WATCH ABOVE: Pope Francis excommunicates Italian mafia after visiting the southern region of Calabria, Italy.
VATICAN CITY – Pope Francis is urging Christians to work together to abolish every form of torture, condemning the practice as a grave sin.
Francis told the public in St. Peter’s Square Sunday he wanted to reiterate his “firm condemnation of every kind of torture.” He sought united efforts to work for torture’s end and to support victims and their families.
Francis said it was a “mortal sin, a very grave sin, to torture people” and noted that Thursday marks the United Nation’s day for torture victims.
Torture was a powerful tool of the military regime ruling his native Argentina from 1976 till 1983. The local church hierarchy then openly sided with the junta.
Francis has been credited with saving lives of political dissidents while a Jesuit priest in Argentina.
Pope Francis in Italy
On Saturday Pope Francis journeyed to the heart of Italy’s biggest crime syndicate, met the father of a 3-year-old boy slain in the region’s drug war, and declared that all mobsters are automatically excommunicated from the Catholic Church.
During his one-day pilgrimage to the southern region of Calabria, Francis comforted the imprisoned father of Nicola Campolongo in the courtyard of a prison in the town of Castrovillari.
In January the boy was shot, along with one of his grandfathers and the grandfather’s girlfriend, in an attack blamed on drug turf wars in the nearby town of Cassano all’Jonio. The attackers torched the car with all three victims inside.
The boy’s father and mother already were in jail at the time on drug trafficking charges. The pope had expressed his horror following the attack and promised to visit the town.
Francis embraced the man. He asked the pope to pray for the boy’s mother, who was permitted to leave prison following her son’s slaying and remains under house arrest.

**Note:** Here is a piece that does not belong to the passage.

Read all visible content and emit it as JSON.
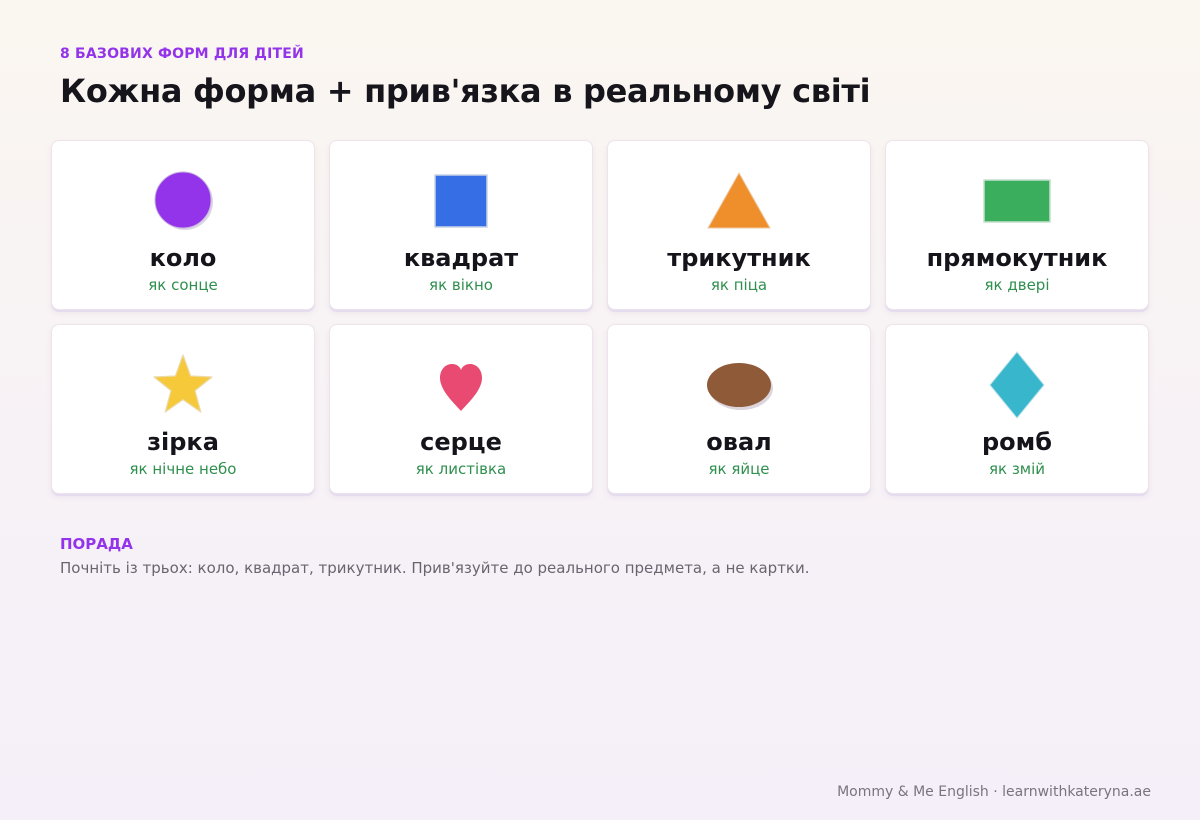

The pope also met two of the boy’s grandmothers.
A Vatican spokesman, the Rev. Ciro Benedettini, said Francis told the father: “May children never again have to suffer in this way.”
“The two grandmothers were weeping like fountains,” Benedettini added.
Calabria is the power base of the ‘ndrangheta, a global drug trafficking syndicate that enriches itself by extorting businesses and infiltrating public works contracts in underdeveloped Calabria.
During his homily at an outdoor Mass, Francis denounced the ‘ndrangheta for what he called its “adoration of evil and contempt for the common good. ”
“Those who go down the evil path, as the Mafiosi do, are not in communion with God. They are excommunicated,” he warned.
Francis greeted about 200 other prisoners during his visit there.
© The Canadian Press, 2014